“Save our sovereignty” is a rousing catch-cry, but it’s a useless guide to international agreements.
National sovereignty’s been a recurring theme in opposition to the Trans-Pacific Partnership (TPP). But the assertion rarely gets the examination it deserves, particularly for an argument that works against virtually every international agreement in existence.
It’s easy to see what makes the slogan attractive. There’s a strong, natural and relatively universal impulse to defend our right as a country to decide things for ourselves. This isn’t a bad impulse to have—indeed, I hold it strongly myself.
The problem is that any acceptance of an international agreement necessitates a loss of sovereignty. This includes every trade agreement that New Zealand is currently party to, every treaty and human rights convention. It would have included the International Covenant on Civil and Political Rights, as well as the Kyoto Protocol and its successor. Yet most TPP opponents, who happen to align politically left, would surely not believe that any country should have refused to sign those treaties. So what gives?
The difference between the “sovereignty” we gave up in signing Kyoto and what we will give up in signing the TPP is actually very obvious. The left likes what Kyoto binds us to do, but not what the TPP would. But in that case, national sovereignty is not a useful discriminant. The real question is whether the agreement is a worthwhile exercise in the first place.
Of course, that debate is far too complex to address in political rhetoric. As many have noticed, it depends on what’s in the agreement. What opponents probably mean when they talk about “sovereignty” is the tendency for TPP clauses to step on areas traditionally outside the domain of trade liberalisation. Indeed, almost everyone in New Zealand, including TPP proponents, opposes (for example) the intellectual property provisions sought by the United States. The question is whether such hurdles in negotiation should be cause to abandon the agreement altogether.
There’s probably a deeper question: many TPP opponents oppose free trade generally, but for other, better reasons of economic ideology. Still, it’s issues like intellectual property (which affects Pharmac, New Zealand’s drug-buying agency) that are the sticking points. Indications from Wellington and leaked documents are that New Zealand negotiators oppose these provisions. Free trade supporters, then, see it as just a challenge to work through; opponents see no hope.
But what’s sovereignty, anyway?
Would signing the TPP mean giving up our sovereignty? On closer reflection, it depends what we mean. Every time I sign a contract, say, accept a job offer, I’m giving up some self-determination: I accept an obligation to do something for someone else, in return for their commitment to doing something for me. In that sense, countries always lose some right to decide for themselves when they commit to multilateral agreements.
Yet by the same token, one might see it as a sovereign right to choose to enter agreements with other countries. Countries that signed Kyoto did so (presumably) because they figured that, if everyone was bound to cut emissions, progress would be better. If we thought it was a good idea, it was in our prerogative to sign up.

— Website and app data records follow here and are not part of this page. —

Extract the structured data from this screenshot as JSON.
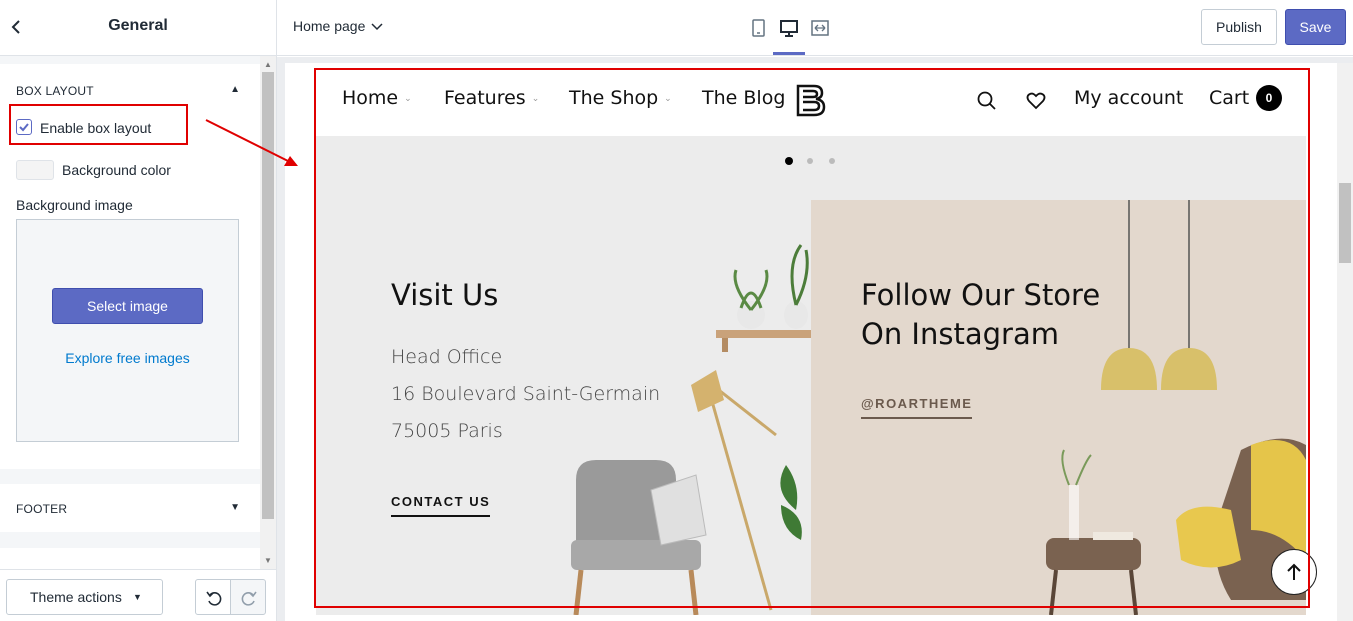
{
  "sidebar": {
    "title": "General",
    "box_layout": {
      "heading": "BOX LAYOUT",
      "enable_label": "Enable box layout",
      "enable_checked": true,
      "bg_color_label": "Background color",
      "bg_image_label": "Background image",
      "select_image_label": "Select image",
      "explore_label": "Explore free images"
    },
    "footer_heading": "FOOTER",
    "theme_actions_label": "Theme actions"
  },
  "topbar": {
    "page_select": "Home page",
    "publish_label": "Publish",
    "save_label": "Save",
    "active_device": "desktop"
  },
  "preview": {
    "nav": {
      "items": [
        "Home",
        "Features",
        "The Shop",
        "The Blog"
      ],
      "account_label": "My account",
      "cart_label": "Cart",
      "cart_count": "0"
    },
    "slider_active_dot": 1,
    "visit": {
      "title": "Visit Us",
      "lines": [
        "Head Office",
        "16 Boulevard Saint-Germain",
        "75005 Paris"
      ],
      "link": "CONTACT US"
    },
    "instagram": {
      "title_line1": "Follow Our Store",
      "title_line2": "On Instagram",
      "handle": "@ROARTHEME"
    }
  },
  "colors": {
    "accent": "#5c6ac4",
    "annotation_red": "#e00000",
    "link_blue": "#007ace"
  }
}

At this point, I’m playing with semantics. What does it mean to be a sovereign country? The problem with the former definition is that it literally prohibits all international agreements. While there probably exist some who would agree with that, I doubt that it describes most TPP opponents. The latter definition, though, renders the concept of sovereignty somewhat useless. By that conception, what agreement would violate sovereignty? Does it require the agreement to be somehow revocable?
Use better arguments
You could dig into this as deep as you like. But if you question an opponent hard enough, no-one actually cares about sovereignty, per se. They either care about specific provisions that it would be stupid to commit to (and make no mistake, in its current form there are quite a few), or they generally disagree with market liberalisation. Neither of those stances are unreasonable, and there’s nothing wrong with some healthy scrutiny. It would just be nice if we stuck to arguments that matter.
Picture credit: NZ Herald